By John Donato, Principal Geophysicist
One Footstep over the Iapetus Suture?
Recently my wife and I spent a week on the Isle of Man and I persuaded her to accompany me to some sites of geological interest. There are many such sites on the island and we set off armed with the excellent Geologists’ Association Guide No 46, ‘The Geology of the Isle of Man’. On one visit, the guide suggested to us that we should take the obligatory tea and cake from the café at Niarbyl Point, after which we wandered down to the foreshore to see the Niarbyl Fault. In the photo, I am stepping over the line of this complex thrust fault.
Under my right foot (West) are Middle Silurian turbidite sediments of the Niarby Formation of the Dalby Group. These sediments were derived from the Laurentian continent on the north-west side of the closing Iapetus Ocean.
My left foot (East) rests on the much older, Ordovician turbidites of the Creggan Mooar Formation of the Manx Group.
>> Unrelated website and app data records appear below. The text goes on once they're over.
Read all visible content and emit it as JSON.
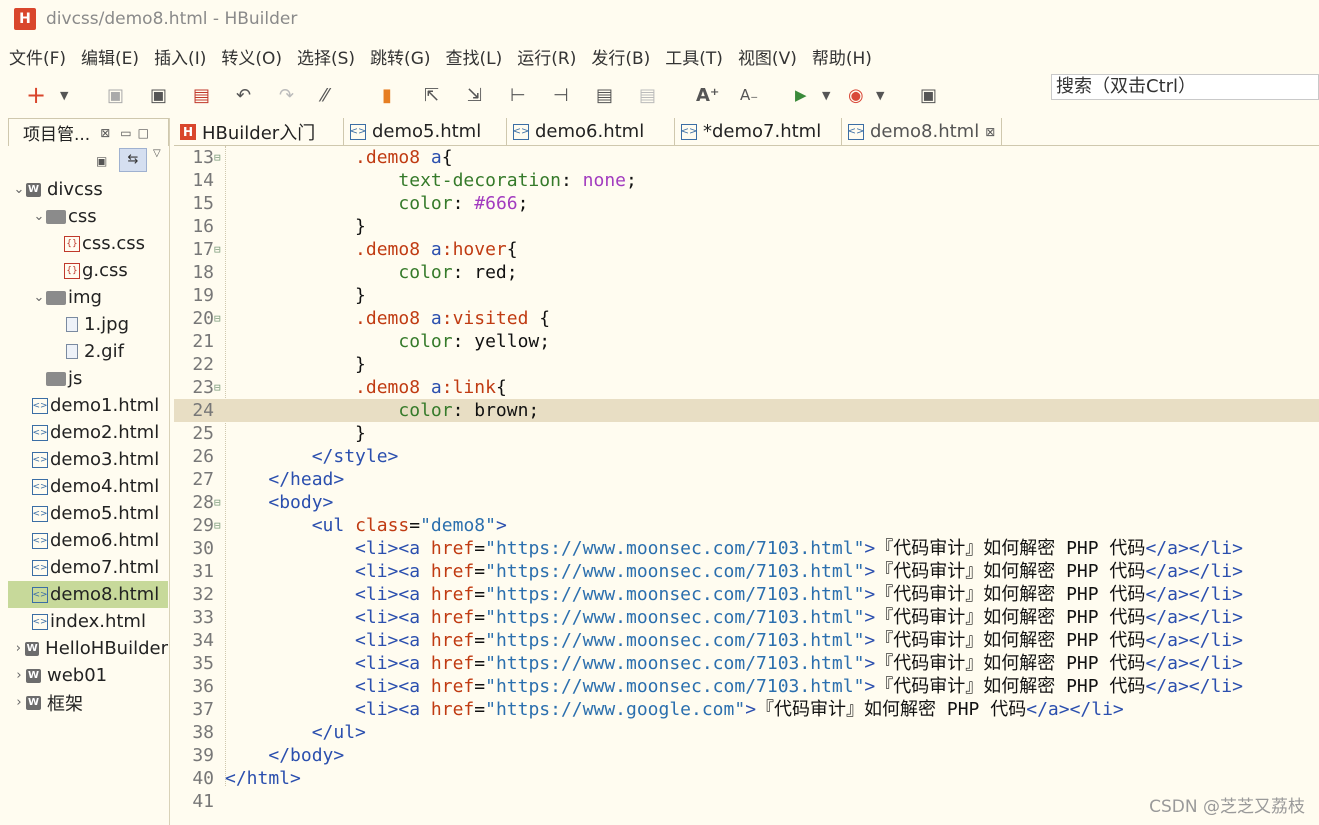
{
  "window": {
    "title": "divcss/demo8.html  -  HBuilder",
    "logo_letter": "H"
  },
  "menu": [
    "文件(F)",
    "编辑(E)",
    "插入(I)",
    "转义(O)",
    "选择(S)",
    "跳转(G)",
    "查找(L)",
    "运行(R)",
    "发行(B)",
    "工具(T)",
    "视图(V)",
    "帮助(H)"
  ],
  "search": {
    "placeholder": "搜索（双击Ctrl）"
  },
  "sidebar": {
    "tab_label": "项目管...",
    "tree": [
      {
        "label": "divcss",
        "level": 0,
        "type": "project",
        "expanded": true
      },
      {
        "label": "css",
        "level": 1,
        "type": "folder",
        "expanded": true
      },
      {
        "label": "css.css",
        "level": 2,
        "type": "css"
      },
      {
        "label": "g.css",
        "level": 2,
        "type": "css"
      },
      {
        "label": "img",
        "level": 1,
        "type": "folder",
        "expanded": true
      },
      {
        "label": "1.jpg",
        "level": 2,
        "type": "file"
      },
      {
        "label": "2.gif",
        "level": 2,
        "type": "file"
      },
      {
        "label": "js",
        "level": 1,
        "type": "folder"
      },
      {
        "label": "demo1.html",
        "level": 1,
        "type": "html"
      },
      {
        "label": "demo2.html",
        "level": 1,
        "type": "html"
      },
      {
        "label": "demo3.html",
        "level": 1,
        "type": "html"
      },
      {
        "label": "demo4.html",
        "level": 1,
        "type": "html"
      },
      {
        "label": "demo5.html",
        "level": 1,
        "type": "html"
      },
      {
        "label": "demo6.html",
        "level": 1,
        "type": "html"
      },
      {
        "label": "demo7.html",
        "level": 1,
        "type": "html"
      },
      {
        "label": "demo8.html",
        "level": 1,
        "type": "html",
        "selected": true
      },
      {
        "label": "index.html",
        "level": 1,
        "type": "html"
      },
      {
        "label": "HelloHBuilder",
        "level": 0,
        "type": "project",
        "expanded": false
      },
      {
        "label": "web01",
        "level": 0,
        "type": "project",
        "expanded": false
      },
      {
        "label": "框架",
        "level": 0,
        "type": "project",
        "expanded": false
      }
    ]
  },
  "tabs": [
    {
      "label": "HBuilder入门",
      "type": "hbuilder"
    },
    {
      "label": "demo5.html",
      "type": "html"
    },
    {
      "label": "demo6.html",
      "type": "html"
    },
    {
      "label": "*demo7.html",
      "type": "html"
    },
    {
      "label": "demo8.html",
      "type": "html",
      "active": true,
      "close": "⊠"
    }
  ],
  "editor": {
    "highlighted_line": 24,
    "lines": [
      {
        "n": "13",
        "fold": true,
        "indent": "            ",
        "parts": [
          [
            "sel",
            ".demo8 "
          ],
          [
            "tag",
            "a"
          ],
          [
            "plain",
            "{"
          ]
        ]
      },
      {
        "n": "14",
        "indent": "                ",
        "parts": [
          [
            "prop",
            "text-decoration"
          ],
          [
            "plain",
            ": "
          ],
          [
            "val",
            "none"
          ],
          [
            "plain",
            ";"
          ]
        ]
      },
      {
        "n": "15",
        "indent": "                ",
        "parts": [
          [
            "prop",
            "color"
          ],
          [
            "plain",
            ": "
          ],
          [
            "val",
            "#666"
          ],
          [
            "plain",
            ";"
          ]
        ]
      },
      {
        "n": "16",
        "indent": "            ",
        "parts": [
          [
            "plain",
            "}"
          ]
        ]
      },
      {
        "n": "17",
        "fold": true,
        "indent": "            ",
        "parts": [
          [
            "sel",
            ".demo8 "
          ],
          [
            "tag",
            "a"
          ],
          [
            "sel",
            ":hover"
          ],
          [
            "plain",
            "{"
          ]
        ]
      },
      {
        "n": "18",
        "indent": "                ",
        "parts": [
          [
            "prop",
            "color"
          ],
          [
            "plain",
            ": red;"
          ]
        ]
      },
      {
        "n": "19",
        "indent": "            ",
        "parts": [
          [
            "plain",
            "}"
          ]
        ]
      },
      {
        "n": "20",
        "fold": true,
        "indent": "            ",
        "parts": [
          [
            "sel",
            ".demo8 "
          ],
          [
            "tag",
            "a"
          ],
          [
            "sel",
            ":visited "
          ],
          [
            "plain",
            "{"
          ]
        ]
      },
      {
        "n": "21",
        "indent": "                ",
        "parts": [
          [
            "prop",
            "color"
          ],
          [
            "plain",
            ": yellow;"
          ]
        ]
      },
      {
        "n": "22",
        "indent": "            ",
        "parts": [
          [
            "plain",
            "}"
          ]
        ]
      },
      {
        "n": "23",
        "fold": true,
        "indent": "            ",
        "parts": [
          [
            "sel",
            ".demo8 "
          ],
          [
            "tag",
            "a"
          ],
          [
            "sel",
            ":link"
          ],
          [
            "plain",
            "{"
          ]
        ]
      },
      {
        "n": "24",
        "indent": "                ",
        "parts": [
          [
            "prop",
            "color"
          ],
          [
            "plain",
            ": brown;"
          ]
        ]
      },
      {
        "n": "25",
        "indent": "            ",
        "parts": [
          [
            "plain",
            "}"
          ]
        ]
      },
      {
        "n": "26",
        "indent": "        ",
        "parts": [
          [
            "tag",
            "</style>"
          ]
        ]
      },
      {
        "n": "27",
        "indent": "    ",
        "parts": [
          [
            "tag",
            "</head>"
          ]
        ]
      },
      {
        "n": "28",
        "fold": true,
        "indent": "    ",
        "parts": [
          [
            "tag",
            "<body>"
          ]
        ]
      },
      {
        "n": "29",
        "fold": true,
        "indent": "        ",
        "parts": [
          [
            "tag",
            "<ul "
          ],
          [
            "attr",
            "class"
          ],
          [
            "plain",
            "="
          ],
          [
            "str",
            "\"demo8\""
          ],
          [
            "tag",
            ">"
          ]
        ]
      },
      {
        "n": "30",
        "indent": "            ",
        "parts": [
          [
            "tag",
            "<li><a "
          ],
          [
            "attr",
            "href"
          ],
          [
            "plain",
            "="
          ],
          [
            "str",
            "\"https://www.moonsec.com/7103.html\""
          ],
          [
            "tag",
            ">"
          ],
          [
            "plain",
            "『代码审计』如何解密 PHP 代码"
          ],
          [
            "tag",
            "</a></li>"
          ]
        ]
      },
      {
        "n": "31",
        "indent": "            ",
        "parts": [
          [
            "tag",
            "<li><a "
          ],
          [
            "attr",
            "href"
          ],
          [
            "plain",
            "="
          ],
          [
            "str",
            "\"https://www.moonsec.com/7103.html\""
          ],
          [
            "tag",
            ">"
          ],
          [
            "plain",
            "『代码审计』如何解密 PHP 代码"
          ],
          [
            "tag",
            "</a></li>"
          ]
        ]
      },
      {
        "n": "32",
        "indent": "            ",
        "parts": [
          [
            "tag",
            "<li><a "
          ],
          [
            "attr",
            "href"
          ],
          [
            "plain",
            "="
          ],
          [
            "str",
            "\"https://www.moonsec.com/7103.html\""
          ],
          [
            "tag",
            ">"
          ],
          [
            "plain",
            "『代码审计』如何解密 PHP 代码"
          ],
          [
            "tag",
            "</a></li>"
          ]
        ]
      },
      {
        "n": "33",
        "indent": "            ",
        "parts": [
          [
            "tag",
            "<li><a "
          ],
          [
            "attr",
            "href"
          ],
          [
            "plain",
            "="
          ],
          [
            "str",
            "\"https://www.moonsec.com/7103.html\""
          ],
          [
            "tag",
            ">"
          ],
          [
            "plain",
            "『代码审计』如何解密 PHP 代码"
          ],
          [
            "tag",
            "</a></li>"
          ]
        ]
      },
      {
        "n": "34",
        "indent": "            ",
        "parts": [
          [
            "tag",
            "<li><a "
          ],
          [
            "attr",
            "href"
          ],
          [
            "plain",
            "="
          ],
          [
            "str",
            "\"https://www.moonsec.com/7103.html\""
          ],
          [
            "tag",
            ">"
          ],
          [
            "plain",
            "『代码审计』如何解密 PHP 代码"
          ],
          [
            "tag",
            "</a></li>"
          ]
        ]
      },
      {
        "n": "35",
        "indent": "            ",
        "parts": [
          [
            "tag",
            "<li><a "
          ],
          [
            "attr",
            "href"
          ],
          [
            "plain",
            "="
          ],
          [
            "str",
            "\"https://www.moonsec.com/7103.html\""
          ],
          [
            "tag",
            ">"
          ],
          [
            "plain",
            "『代码审计』如何解密 PHP 代码"
          ],
          [
            "tag",
            "</a></li>"
          ]
        ]
      },
      {
        "n": "36",
        "indent": "            ",
        "parts": [
          [
            "tag",
            "<li><a "
          ],
          [
            "attr",
            "href"
          ],
          [
            "plain",
            "="
          ],
          [
            "str",
            "\"https://www.moonsec.com/7103.html\""
          ],
          [
            "tag",
            ">"
          ],
          [
            "plain",
            "『代码审计』如何解密 PHP 代码"
          ],
          [
            "tag",
            "</a></li>"
          ]
        ]
      },
      {
        "n": "37",
        "indent": "            ",
        "parts": [
          [
            "tag",
            "<li><a "
          ],
          [
            "attr",
            "href"
          ],
          [
            "plain",
            "="
          ],
          [
            "str",
            "\"https://www.google.com\""
          ],
          [
            "tag",
            ">"
          ],
          [
            "plain",
            "『代码审计』如何解密 PHP 代码"
          ],
          [
            "tag",
            "</a></li>"
          ]
        ]
      },
      {
        "n": "38",
        "indent": "        ",
        "parts": [
          [
            "tag",
            "</ul>"
          ]
        ]
      },
      {
        "n": "39",
        "indent": "    ",
        "parts": [
          [
            "tag",
            "</body>"
          ]
        ]
      },
      {
        "n": "40",
        "indent": "",
        "parts": [
          [
            "tag",
            "</html>"
          ]
        ]
      },
      {
        "n": "41",
        "indent": "",
        "parts": []
      }
    ]
  },
  "watermark": "CSDN @芝芝又荔枝"
}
In contrast, these sediments were derived from a south-easterly source thought to lie within the small Avalonian continent on the south-east side of Iapetus.
The Niarby Fault has brought the two differing sequences into direct contact, possibly when the Laurentian and Avalonian plates docked along the Iapetus Suture during Late Silurian to Early Devonian times.
With my geological tongue firmly in cheek, I could be said to be stepping across two continents, and over the Iapetus Suture, with my left foot in Avalonia and my right foot in Laurentia!